> Activity
A verbatim copy of the data below is the required output.

> Data section
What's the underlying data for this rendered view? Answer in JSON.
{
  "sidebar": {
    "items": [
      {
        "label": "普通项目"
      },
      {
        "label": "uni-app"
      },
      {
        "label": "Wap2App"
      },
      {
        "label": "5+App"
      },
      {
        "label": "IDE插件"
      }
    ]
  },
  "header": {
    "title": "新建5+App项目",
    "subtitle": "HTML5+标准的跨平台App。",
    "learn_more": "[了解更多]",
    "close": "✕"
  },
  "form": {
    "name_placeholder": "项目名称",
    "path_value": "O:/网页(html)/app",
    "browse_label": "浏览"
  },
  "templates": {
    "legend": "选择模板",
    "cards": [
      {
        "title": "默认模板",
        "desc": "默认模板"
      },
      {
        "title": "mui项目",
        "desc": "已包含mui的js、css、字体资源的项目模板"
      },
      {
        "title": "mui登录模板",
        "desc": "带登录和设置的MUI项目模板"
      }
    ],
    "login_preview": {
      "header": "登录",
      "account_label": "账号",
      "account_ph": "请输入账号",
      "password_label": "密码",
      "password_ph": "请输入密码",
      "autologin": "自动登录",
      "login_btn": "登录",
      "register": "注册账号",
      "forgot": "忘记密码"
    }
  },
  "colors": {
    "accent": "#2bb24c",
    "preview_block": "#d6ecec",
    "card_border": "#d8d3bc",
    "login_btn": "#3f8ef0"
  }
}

> Response to this exercise
What's the underlying data for this rendered view? Answer in JSON.
{
  "sidebar": {
    "items": [
      {
        "label": "普通项目"
      },
      {
        "label": "uni-app"
      },
      {
        "label": "Wap2App"
      },
      {
        "label": "5+App"
      },
      {
        "label": "IDE插件"
      }
    ]
  },
  "header": {
    "title": "新建5+App项目",
    "subtitle": "HTML5+标准的跨平台App。",
    "learn_more": "[了解更多]",
    "close": "✕"
  },
  "form": {
    "name_placeholder": "项目名称",
    "path_value": "O:/网页(html)/app",
    "browse_label": "浏览"
  },
  "templates": {
    "legend": "选择模板",
    "cards": [
      {
        "title": "默认模板",
        "desc": "默认模板"
      },
      {
        "title": "mui项目",
        "desc": "已包含mui的js、css、字体资源的项目模板"
      },
      {
        "title": "mui登录模板",
        "desc": "带登录和设置的MUI项目模板"
      }
    ],
    "login_preview": {
      "header": "登录",
      "account_label": "账号",
      "account_ph": "请输入账号",
      "password_label": "密码",
      "password_ph": "请输入密码",
      "autologin": "自动登录",
      "login_btn": "登录",
      "register": "注册账号",
      "forgot": "忘记密码"
    }
  },
  "colors": {
    "accent": "#2bb24c",
    "preview_block": "#d6ecec",
    "card_border": "#d8d3bc",
    "login_btn": "#3f8ef0"
  }
}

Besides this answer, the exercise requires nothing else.